Despite failing its annual pump test in 2017 and 2018, the department had been able to hold off repairs to its 1991 pumper. However, when the pumper failed its 2019 annual test almost immediately, the department sent the pumper for repair. Due to obsolete parts, repairs have not been completed. A new pump for the 1991 pumper would cost between $22,000-$25,000 so the decision was made not to repair it. Because the department’s present insurance rating calls for a pump capacity of 3,000 gallons per minute, another truck was needed.
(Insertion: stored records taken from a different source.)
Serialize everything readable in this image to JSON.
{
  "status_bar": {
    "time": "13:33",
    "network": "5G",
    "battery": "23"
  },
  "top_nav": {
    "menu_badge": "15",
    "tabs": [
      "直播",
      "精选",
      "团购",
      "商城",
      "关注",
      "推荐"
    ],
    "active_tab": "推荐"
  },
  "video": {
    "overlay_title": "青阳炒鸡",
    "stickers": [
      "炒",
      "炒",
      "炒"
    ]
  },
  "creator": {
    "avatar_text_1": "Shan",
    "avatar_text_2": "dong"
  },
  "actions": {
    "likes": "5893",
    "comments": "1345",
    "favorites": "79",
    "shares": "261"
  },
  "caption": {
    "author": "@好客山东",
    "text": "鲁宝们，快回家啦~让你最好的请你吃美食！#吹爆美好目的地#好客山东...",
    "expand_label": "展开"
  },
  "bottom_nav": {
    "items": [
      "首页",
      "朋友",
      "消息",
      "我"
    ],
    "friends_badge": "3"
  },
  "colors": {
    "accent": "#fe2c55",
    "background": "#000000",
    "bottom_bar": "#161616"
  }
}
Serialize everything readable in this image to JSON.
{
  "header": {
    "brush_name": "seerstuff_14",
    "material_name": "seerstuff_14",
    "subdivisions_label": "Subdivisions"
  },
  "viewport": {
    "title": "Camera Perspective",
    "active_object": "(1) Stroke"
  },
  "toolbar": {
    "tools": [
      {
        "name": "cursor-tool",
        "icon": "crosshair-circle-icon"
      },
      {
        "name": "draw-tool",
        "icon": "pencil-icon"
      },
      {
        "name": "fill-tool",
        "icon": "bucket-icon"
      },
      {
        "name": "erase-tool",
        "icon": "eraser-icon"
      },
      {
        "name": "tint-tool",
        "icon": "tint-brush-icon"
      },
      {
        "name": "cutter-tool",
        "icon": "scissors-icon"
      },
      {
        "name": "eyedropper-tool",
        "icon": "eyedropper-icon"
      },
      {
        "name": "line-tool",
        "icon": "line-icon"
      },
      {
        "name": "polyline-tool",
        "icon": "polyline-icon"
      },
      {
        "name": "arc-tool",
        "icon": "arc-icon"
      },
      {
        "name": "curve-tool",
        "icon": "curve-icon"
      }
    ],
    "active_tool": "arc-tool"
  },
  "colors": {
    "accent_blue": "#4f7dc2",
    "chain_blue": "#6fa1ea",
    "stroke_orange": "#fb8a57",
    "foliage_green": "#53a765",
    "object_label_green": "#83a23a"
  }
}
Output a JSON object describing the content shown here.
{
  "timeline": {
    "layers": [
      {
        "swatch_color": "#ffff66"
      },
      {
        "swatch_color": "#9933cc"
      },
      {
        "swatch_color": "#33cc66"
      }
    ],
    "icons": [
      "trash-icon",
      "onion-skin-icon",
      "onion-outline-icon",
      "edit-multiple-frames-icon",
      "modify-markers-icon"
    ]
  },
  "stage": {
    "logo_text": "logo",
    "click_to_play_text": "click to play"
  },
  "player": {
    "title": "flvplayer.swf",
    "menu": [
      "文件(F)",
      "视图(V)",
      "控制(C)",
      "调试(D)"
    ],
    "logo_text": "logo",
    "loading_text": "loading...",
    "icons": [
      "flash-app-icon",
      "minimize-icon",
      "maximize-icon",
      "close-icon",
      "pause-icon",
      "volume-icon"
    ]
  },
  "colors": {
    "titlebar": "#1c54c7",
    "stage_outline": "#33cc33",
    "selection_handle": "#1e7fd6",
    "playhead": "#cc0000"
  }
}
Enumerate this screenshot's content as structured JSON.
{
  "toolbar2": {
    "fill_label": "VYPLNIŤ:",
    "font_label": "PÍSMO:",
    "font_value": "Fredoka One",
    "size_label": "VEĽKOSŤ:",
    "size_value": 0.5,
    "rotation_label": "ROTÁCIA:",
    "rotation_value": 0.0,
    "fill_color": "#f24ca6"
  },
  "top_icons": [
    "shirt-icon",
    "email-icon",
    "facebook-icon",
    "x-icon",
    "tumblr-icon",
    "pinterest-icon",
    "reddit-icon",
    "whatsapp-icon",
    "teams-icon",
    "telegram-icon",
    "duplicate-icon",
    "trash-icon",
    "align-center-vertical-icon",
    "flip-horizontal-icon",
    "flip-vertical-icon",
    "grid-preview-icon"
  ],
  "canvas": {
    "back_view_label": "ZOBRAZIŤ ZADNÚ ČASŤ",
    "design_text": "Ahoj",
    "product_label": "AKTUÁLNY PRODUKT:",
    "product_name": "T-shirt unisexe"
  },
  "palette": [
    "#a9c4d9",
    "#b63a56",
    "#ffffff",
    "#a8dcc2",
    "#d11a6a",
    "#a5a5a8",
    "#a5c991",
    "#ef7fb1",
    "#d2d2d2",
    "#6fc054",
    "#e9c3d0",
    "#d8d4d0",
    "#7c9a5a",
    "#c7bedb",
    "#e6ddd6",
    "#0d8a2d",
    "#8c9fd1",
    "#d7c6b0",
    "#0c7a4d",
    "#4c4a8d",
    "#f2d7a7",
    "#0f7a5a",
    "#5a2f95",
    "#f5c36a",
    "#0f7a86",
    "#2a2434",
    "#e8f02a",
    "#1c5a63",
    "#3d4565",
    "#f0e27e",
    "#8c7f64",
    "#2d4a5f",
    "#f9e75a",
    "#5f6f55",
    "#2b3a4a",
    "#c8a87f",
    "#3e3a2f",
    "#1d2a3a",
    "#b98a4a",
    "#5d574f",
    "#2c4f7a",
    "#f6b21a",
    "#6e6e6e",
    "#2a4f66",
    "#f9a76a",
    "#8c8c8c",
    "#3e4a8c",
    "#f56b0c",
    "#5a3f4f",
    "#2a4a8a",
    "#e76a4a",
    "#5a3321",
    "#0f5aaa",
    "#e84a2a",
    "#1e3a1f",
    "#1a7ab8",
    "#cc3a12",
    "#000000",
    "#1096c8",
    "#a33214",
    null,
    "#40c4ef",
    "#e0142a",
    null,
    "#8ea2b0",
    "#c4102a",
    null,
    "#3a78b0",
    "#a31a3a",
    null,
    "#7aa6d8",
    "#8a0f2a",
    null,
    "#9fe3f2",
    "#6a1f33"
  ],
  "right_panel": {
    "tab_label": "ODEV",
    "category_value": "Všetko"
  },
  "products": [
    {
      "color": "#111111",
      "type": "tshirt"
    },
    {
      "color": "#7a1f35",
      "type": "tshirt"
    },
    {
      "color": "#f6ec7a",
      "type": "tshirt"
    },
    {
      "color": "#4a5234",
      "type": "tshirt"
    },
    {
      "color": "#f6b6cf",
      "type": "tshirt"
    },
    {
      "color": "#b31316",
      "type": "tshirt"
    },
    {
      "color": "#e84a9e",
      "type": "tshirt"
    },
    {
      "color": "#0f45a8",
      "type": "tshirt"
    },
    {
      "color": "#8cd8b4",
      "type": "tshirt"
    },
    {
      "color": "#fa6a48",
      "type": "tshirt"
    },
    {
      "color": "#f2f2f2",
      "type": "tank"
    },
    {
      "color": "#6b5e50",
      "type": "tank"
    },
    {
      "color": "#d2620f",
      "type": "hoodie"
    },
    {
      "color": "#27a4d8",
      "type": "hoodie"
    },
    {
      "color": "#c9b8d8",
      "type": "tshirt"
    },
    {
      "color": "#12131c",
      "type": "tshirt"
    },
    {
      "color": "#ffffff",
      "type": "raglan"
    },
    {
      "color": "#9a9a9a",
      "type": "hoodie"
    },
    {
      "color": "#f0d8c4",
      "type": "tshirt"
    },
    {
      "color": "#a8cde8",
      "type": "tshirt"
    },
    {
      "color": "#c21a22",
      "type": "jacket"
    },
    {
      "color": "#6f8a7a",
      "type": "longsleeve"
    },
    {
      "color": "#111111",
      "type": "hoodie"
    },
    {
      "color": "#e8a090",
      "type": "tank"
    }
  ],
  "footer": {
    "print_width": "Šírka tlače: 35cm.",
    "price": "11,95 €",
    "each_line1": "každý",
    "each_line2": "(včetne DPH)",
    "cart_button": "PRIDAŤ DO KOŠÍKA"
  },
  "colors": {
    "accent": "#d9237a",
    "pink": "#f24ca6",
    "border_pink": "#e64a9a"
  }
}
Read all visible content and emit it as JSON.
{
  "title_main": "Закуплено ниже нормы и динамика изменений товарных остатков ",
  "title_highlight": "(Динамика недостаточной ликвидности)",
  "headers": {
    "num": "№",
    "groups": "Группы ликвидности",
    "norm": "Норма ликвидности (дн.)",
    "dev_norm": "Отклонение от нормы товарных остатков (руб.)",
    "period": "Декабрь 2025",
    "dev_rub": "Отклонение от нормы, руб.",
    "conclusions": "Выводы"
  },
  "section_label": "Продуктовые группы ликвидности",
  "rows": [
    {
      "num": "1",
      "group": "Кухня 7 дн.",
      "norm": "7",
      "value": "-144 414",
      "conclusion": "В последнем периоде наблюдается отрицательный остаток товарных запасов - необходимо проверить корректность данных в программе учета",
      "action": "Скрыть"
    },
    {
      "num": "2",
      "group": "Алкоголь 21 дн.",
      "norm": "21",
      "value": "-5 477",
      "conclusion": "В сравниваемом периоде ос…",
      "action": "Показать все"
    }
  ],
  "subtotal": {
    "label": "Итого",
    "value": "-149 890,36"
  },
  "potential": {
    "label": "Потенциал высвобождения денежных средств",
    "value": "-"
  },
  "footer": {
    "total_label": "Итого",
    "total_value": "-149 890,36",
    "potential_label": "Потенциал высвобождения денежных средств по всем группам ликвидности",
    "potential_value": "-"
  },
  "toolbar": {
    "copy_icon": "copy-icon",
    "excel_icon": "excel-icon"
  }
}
The department was able to procure a 1997 pumper from Muskegon Township for $10,000. “This truck should give us another 2-4 years of service and allow us to put away money, with hopes of replacing it by 2024. I should mention that at the same meeting Muskegon Township voted to sell us the truck, they voted to replace the front end on it. So we are not only getting a newer truck, but one with a new front end,” White said.

According to the fire department’s December 2019 meeting minutes, the department had $425,821.33 in its checking account, Michigan Class General Fund account and Michigan Class Capital Improvement Fund. White’s information letter continued, “Using a basis of 3 percent per year price increase, it is estimated it will cost $400,000 to replace the newly acquired 1997 pumper between 2022-2024, $35,000-$40,000 to replace our breathing apparatus air compressor in 2025, and $525,000 to replace the 2004 pumper truck between 2030-33.”

The department’s fiscal year runs from July 1 to June 30. According to White, income for the 2019-2020 fiscal year includes: Golden- $117,302; Hart Twp. $54,335; City of Hart $31,106 and Weare Twp. $27,787. Income for the 2020-2021 fiscal year would be: Golden Twp. $171,466; Hart Twp. $83,982; City of Hart $48,931 and Weare Twp. $44,272.

The Hart Area Fire Board includes nine voting members; Clancy Aerts and Mike Powers from the City of Hart; Dick Huntington and Jay McGhan (Vice-Chairman) from Hart Township; Dale Stevenson & Mike Potter from Weare Township; Gary Beggs (Chairman) & Jake Whelpey from Golden Township and Bruce Mull, at large member appointed by the board. Non-voting members include: Jack White (Chief), Dwight Fuehring (Deputy Chief) and Dan Leimback (Secretary/Treasurer). The fire board meets at the fire station on State Street the fourth Thursday of each month at 7 p.m.

On a related note, White has plans to retire by the end of November 2020. The fire board plans first to look inside the department for his replacement. They have set a 30-day, internal posting date of March 1, to begin the process.